Updated: Nov 26, 2020

Transparency is not necessarily a new term, but it's bandied about quite a bit when people discuss servant or coaching styles of leadership. There are a lot of posts written on LinkedIn about transparent leaders and how much those who serve under them really love their manager for it...

However, I feel there still is a massive gap when it comes to talking about transparency. We have transparent leaders that aren't afraid, to tell the truth, as much as they can, about any and everything EXCEPT when it comes to talking about themselves.

Why is that?

I understand that it's human nature in this highly competitive world we live in, to have massive fears about being open about your gaps, or what some people call weaknesses. But, I'd like to ask you to sit for a moment and consider what that means to not only yourself but to the team, you manage.

Are you beating yourself up, tearing yourself down because you don't know how to do "X" when your team not only knows "X", they know why it's "X" and how to implement, fix and upgrade "X".

Does it matter?

How is your unwillingness to admit your gaps being received by your team because they know your gaps.

If you are truly a good manager, then you have the skills and expertise that your team doesn't have. Let me give you an example. As a leader, I do not understand the minutia of multi-tenant architecture (my eyes almost rolled back into my just writing those words). I have a high-level view, but that's it because I have several people on my team whose job is to know this stuff. Those same people have no interest in selling in this architecture to senior management, finding the budget, fighting the politics, and making sure implementation from start to finish happens smoothly. That's why I'm here. Together, we make a heck of a team.
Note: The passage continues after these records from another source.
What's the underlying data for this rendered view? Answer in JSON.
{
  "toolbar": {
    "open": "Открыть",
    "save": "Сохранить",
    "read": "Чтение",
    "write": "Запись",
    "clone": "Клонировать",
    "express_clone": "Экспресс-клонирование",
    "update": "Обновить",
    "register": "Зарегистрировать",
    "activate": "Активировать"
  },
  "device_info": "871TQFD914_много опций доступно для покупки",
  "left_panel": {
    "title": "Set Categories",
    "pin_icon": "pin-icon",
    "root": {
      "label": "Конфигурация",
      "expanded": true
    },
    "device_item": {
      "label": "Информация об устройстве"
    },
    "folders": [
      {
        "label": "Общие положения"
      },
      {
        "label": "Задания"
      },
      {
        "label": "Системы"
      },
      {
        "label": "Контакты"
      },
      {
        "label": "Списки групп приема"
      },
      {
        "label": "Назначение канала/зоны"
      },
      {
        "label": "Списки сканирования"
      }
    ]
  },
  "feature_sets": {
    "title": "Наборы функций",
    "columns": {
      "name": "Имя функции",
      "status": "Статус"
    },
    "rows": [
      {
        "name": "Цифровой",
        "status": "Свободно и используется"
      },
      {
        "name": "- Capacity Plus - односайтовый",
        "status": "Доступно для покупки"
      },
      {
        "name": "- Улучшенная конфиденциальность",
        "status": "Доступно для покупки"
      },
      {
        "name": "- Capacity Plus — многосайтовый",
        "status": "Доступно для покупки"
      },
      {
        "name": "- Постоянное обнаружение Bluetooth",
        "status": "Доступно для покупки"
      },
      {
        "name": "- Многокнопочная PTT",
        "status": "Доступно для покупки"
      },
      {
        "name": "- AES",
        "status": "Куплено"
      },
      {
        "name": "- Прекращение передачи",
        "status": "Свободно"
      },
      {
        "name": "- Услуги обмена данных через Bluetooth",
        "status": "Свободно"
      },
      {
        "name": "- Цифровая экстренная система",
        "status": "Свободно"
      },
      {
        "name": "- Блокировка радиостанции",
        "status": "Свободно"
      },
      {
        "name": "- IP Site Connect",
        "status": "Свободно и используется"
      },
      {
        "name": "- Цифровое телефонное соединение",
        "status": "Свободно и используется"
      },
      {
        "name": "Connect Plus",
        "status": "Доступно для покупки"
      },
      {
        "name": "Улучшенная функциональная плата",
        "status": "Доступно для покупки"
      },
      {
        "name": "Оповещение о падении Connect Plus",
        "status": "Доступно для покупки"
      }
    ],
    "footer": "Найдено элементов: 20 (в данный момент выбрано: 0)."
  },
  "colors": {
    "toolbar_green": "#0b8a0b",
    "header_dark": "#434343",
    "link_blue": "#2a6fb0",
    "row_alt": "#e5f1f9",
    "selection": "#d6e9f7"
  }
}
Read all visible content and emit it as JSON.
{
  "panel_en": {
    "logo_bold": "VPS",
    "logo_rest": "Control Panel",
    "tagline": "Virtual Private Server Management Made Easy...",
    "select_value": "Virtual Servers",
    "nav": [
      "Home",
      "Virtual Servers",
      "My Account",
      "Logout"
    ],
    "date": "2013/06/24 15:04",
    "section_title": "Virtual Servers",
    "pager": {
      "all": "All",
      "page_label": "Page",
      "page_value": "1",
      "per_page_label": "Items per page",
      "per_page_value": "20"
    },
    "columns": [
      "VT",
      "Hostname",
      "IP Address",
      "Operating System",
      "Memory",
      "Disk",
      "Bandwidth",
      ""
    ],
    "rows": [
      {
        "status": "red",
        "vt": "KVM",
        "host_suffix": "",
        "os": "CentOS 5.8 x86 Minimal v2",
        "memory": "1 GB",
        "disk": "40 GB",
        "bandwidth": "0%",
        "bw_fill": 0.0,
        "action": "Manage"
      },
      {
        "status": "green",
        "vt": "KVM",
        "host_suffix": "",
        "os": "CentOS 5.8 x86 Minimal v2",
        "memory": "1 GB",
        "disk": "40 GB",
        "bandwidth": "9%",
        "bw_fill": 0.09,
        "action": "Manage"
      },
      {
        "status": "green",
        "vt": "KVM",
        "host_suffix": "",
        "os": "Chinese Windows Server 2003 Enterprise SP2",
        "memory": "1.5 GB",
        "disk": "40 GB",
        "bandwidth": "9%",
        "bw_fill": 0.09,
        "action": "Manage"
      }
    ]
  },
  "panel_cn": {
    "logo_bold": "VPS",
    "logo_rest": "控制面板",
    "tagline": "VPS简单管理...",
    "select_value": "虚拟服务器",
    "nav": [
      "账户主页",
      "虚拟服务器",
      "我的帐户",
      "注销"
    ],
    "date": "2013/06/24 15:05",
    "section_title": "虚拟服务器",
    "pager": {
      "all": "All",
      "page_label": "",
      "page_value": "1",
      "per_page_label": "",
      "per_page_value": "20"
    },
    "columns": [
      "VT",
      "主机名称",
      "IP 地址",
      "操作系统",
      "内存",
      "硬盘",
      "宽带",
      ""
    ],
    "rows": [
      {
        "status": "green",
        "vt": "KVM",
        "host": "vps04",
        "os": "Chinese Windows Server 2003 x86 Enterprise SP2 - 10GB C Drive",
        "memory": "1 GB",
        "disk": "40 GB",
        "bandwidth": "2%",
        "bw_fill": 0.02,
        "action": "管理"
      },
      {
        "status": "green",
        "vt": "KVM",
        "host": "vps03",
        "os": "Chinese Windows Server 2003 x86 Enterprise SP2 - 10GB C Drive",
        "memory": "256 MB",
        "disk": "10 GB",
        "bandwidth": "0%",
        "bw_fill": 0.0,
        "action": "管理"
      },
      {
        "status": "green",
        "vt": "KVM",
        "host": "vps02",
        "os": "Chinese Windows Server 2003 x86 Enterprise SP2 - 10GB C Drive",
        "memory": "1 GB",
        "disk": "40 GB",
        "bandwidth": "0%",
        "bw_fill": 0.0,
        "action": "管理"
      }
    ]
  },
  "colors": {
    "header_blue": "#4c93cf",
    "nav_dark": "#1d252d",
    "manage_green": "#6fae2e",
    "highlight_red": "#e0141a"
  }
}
Instead of thinking of your gaps as a weakness, embrace transparency fully and admit what you don't know and have no interest in knowing. Just don't use it as a cop-out or a reason to point fingers. You will be judged by your success as a leader, not because you couldn't explain multi-tenancy in a board meeting.

Find the right people to compliment you and the rest of your team's gaps, so you support each other and win as a team on a daily basis.

That's leadership.

Embrace transparency fully.